-------- SOURCE INFORMATION --------

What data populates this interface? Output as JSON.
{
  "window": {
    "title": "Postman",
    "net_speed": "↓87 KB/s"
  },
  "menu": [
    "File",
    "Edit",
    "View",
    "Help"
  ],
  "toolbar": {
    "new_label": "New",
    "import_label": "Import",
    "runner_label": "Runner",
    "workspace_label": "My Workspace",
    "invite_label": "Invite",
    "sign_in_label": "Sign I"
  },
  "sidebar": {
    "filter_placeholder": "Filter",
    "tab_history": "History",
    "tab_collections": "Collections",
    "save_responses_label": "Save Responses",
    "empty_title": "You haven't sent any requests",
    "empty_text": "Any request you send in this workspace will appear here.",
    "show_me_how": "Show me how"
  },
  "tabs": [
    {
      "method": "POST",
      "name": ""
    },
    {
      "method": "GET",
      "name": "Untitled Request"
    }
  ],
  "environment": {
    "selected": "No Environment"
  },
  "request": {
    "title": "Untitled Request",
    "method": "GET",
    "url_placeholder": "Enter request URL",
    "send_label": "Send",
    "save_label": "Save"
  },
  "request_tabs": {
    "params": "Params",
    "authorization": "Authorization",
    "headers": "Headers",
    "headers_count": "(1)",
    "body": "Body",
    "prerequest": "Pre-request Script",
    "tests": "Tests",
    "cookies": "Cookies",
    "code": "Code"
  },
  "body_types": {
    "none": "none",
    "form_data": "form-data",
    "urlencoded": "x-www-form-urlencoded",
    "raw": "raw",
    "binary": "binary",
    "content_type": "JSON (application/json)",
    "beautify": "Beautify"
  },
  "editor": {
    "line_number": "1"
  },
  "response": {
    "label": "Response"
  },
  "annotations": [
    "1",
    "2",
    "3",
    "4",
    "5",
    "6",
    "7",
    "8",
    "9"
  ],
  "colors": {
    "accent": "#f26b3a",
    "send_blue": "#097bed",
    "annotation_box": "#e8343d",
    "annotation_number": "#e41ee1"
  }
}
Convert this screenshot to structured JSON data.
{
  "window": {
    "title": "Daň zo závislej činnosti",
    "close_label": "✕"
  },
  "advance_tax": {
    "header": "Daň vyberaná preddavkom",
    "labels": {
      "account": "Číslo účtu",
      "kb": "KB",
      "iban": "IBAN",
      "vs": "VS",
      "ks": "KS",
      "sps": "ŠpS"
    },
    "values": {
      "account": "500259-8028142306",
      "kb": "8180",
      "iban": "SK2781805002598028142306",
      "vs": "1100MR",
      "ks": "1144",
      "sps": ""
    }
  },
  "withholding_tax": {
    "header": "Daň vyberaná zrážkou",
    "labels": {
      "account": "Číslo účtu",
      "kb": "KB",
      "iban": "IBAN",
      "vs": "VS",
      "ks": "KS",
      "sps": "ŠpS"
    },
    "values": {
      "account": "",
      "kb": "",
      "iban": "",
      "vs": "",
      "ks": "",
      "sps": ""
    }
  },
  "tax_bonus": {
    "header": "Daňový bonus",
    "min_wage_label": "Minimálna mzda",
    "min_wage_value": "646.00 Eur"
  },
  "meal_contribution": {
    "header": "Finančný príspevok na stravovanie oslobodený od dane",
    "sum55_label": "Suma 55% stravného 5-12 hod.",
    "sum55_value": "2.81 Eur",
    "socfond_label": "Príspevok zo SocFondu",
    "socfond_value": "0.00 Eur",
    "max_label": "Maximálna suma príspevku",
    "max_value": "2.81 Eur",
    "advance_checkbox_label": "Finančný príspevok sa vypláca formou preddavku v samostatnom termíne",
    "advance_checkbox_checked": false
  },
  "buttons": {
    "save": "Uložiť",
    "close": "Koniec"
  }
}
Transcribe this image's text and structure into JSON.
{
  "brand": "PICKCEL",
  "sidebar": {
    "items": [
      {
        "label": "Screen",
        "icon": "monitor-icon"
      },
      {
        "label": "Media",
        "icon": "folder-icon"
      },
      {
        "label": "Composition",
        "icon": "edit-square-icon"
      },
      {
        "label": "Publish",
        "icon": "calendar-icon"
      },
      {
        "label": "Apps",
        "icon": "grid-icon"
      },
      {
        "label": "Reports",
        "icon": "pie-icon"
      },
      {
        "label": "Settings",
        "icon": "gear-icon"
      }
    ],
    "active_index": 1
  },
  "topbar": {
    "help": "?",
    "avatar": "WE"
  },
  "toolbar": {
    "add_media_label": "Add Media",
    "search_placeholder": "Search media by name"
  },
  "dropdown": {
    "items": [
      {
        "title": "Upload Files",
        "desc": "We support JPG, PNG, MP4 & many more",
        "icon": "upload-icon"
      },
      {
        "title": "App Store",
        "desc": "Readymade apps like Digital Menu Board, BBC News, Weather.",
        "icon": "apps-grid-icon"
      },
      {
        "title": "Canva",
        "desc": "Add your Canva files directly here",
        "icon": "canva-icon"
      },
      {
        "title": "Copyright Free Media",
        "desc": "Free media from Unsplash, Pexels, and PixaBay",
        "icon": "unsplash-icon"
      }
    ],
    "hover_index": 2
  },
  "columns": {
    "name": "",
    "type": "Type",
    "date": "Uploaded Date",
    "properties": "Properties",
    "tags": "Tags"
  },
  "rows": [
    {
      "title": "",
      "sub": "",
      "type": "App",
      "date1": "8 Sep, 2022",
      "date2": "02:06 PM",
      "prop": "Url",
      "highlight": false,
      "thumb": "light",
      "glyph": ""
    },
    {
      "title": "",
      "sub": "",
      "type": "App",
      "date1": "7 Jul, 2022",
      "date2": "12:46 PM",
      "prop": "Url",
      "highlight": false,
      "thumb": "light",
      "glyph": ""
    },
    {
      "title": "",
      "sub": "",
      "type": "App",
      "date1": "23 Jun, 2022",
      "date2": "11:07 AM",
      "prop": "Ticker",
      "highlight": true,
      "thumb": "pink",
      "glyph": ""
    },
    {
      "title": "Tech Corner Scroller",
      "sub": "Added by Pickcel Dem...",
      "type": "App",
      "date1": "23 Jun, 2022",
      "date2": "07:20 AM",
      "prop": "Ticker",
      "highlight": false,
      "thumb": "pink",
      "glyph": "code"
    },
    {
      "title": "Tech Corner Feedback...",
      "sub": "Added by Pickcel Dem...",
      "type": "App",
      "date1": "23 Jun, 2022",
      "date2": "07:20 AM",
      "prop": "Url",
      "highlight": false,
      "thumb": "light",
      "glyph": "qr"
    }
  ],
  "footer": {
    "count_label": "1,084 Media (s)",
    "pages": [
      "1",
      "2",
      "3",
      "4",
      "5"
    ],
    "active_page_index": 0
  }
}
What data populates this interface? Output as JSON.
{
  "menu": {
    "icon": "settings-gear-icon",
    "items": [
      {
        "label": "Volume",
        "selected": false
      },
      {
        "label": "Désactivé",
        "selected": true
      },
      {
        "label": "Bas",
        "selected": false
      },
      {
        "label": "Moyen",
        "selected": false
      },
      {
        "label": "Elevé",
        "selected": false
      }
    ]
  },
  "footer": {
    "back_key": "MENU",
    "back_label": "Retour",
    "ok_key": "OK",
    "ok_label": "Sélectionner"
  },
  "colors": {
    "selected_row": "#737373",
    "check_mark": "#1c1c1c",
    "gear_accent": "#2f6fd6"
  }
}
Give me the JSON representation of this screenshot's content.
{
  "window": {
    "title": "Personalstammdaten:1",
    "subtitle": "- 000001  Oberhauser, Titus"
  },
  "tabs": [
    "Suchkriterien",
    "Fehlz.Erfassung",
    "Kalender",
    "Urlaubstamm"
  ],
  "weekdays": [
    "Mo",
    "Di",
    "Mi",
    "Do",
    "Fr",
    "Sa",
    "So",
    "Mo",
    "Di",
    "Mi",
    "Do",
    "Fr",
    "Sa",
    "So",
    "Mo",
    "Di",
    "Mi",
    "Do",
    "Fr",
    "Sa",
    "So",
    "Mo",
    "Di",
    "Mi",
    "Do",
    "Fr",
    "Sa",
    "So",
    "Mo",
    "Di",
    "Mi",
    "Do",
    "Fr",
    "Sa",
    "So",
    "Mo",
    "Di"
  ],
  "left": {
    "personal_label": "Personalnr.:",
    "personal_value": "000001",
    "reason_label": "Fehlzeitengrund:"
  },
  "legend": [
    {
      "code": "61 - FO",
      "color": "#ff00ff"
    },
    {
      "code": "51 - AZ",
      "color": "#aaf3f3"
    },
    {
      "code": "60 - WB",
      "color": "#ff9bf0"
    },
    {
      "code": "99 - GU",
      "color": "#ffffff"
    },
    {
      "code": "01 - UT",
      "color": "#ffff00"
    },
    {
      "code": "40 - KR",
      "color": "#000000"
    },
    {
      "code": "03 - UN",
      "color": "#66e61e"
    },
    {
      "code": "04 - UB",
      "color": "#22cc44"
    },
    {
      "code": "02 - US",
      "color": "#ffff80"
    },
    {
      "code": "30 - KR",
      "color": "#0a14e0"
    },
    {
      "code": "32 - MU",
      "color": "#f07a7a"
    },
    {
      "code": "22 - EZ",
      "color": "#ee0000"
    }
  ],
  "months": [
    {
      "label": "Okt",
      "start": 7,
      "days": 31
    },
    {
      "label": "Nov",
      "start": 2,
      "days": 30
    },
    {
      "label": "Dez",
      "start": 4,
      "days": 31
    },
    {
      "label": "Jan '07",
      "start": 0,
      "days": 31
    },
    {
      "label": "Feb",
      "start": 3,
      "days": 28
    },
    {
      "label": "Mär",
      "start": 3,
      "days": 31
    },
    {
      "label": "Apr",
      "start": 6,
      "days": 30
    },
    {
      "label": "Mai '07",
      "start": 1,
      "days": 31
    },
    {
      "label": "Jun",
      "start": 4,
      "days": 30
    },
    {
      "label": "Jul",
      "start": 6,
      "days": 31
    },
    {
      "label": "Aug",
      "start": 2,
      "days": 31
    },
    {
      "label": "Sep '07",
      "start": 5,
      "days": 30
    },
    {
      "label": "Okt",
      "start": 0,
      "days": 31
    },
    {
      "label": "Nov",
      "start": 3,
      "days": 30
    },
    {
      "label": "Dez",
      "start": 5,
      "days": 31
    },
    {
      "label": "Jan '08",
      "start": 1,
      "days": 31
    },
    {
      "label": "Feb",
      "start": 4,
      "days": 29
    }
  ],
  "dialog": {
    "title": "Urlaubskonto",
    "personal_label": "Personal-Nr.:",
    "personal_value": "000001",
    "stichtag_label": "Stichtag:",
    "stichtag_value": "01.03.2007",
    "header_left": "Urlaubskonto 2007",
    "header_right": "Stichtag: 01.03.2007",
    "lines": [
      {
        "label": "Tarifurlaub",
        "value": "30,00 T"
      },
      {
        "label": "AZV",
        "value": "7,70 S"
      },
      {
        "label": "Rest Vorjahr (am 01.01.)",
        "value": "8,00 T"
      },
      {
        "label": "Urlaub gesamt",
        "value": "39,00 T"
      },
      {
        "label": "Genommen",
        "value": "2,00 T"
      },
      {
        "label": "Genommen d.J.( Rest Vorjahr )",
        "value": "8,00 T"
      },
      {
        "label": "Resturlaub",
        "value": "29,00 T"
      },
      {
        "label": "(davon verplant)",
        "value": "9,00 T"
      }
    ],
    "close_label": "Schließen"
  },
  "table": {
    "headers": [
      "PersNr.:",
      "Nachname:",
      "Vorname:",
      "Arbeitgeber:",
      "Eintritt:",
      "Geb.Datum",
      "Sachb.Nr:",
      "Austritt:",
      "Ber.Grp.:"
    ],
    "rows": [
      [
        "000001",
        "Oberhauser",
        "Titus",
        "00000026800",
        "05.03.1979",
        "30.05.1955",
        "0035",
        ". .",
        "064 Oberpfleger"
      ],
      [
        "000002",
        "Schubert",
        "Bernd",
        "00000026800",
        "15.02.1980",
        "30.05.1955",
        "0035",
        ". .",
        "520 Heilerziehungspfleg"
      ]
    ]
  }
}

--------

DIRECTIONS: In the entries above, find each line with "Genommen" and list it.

ANSWER FOR THE TASK:
        "label": "Genommen",
        "label": "Genommen d.J.( Rest Vorjahr )",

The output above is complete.